** DATA SECTION **

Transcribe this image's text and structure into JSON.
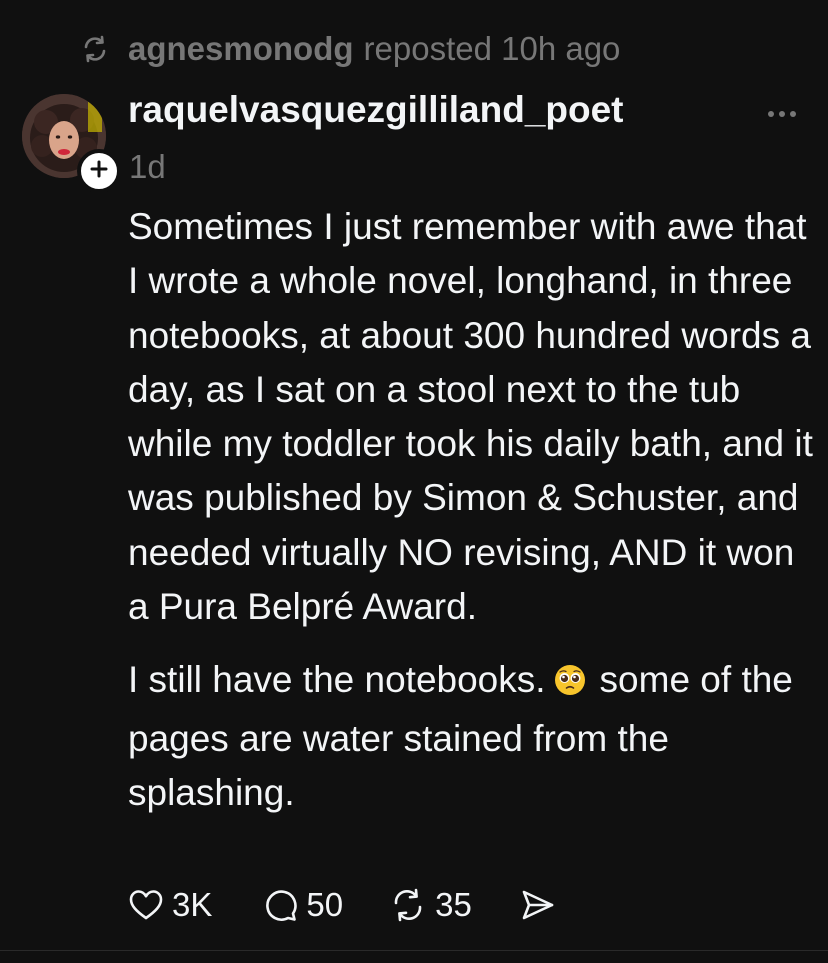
{
  "repost_header": {
    "reposter": "agnesmonodg",
    "text": "reposted 10h ago",
    "icon": "repost-icon"
  },
  "post": {
    "author": "raquelvasquezgilliland_poet",
    "time": "1d",
    "paragraphs": [
      "Sometimes I just remember with awe that I wrote a whole novel, longhand, in three notebooks, at about 300 hundred words a day, as I sat on a stool next to the tub while my toddler took his daily bath, and it was published by Simon & Schuster, and needed virtually NO revising, AND it won a Pura Belpré Award."
    ],
    "paragraph2_before_emoji": "I still have the notebooks.",
    "paragraph2_emoji": "pleading-face-emoji",
    "paragraph2_after_emoji": "some of the pages are water stained from the splashing."
  },
  "actions": {
    "likes": "3K",
    "replies": "50",
    "reposts": "35"
  },
  "icons": {
    "like": "heart-icon",
    "reply": "comment-icon",
    "repost": "repost-icon",
    "share": "send-icon",
    "more": "more-options-icon",
    "follow": "plus-icon"
  },
  "colors": {
    "background": "#101010",
    "text": "#f3f5f7",
    "secondary_text": "#777777"
  }
}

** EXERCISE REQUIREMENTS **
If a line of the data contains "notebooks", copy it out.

** EXPECTED ANSWER **
      "Sometimes I just remember with awe that I wrote a whole novel, longhand, in three notebooks, at about 300 hundred words a day, as I sat on a stool next to the tub while my toddler took his daily bath, and it was published by Simon & Schuster, and needed virtually NO revising, AND it won a Pura Belpré Award."
    "paragraph2_before_emoji": "I still have the notebooks.",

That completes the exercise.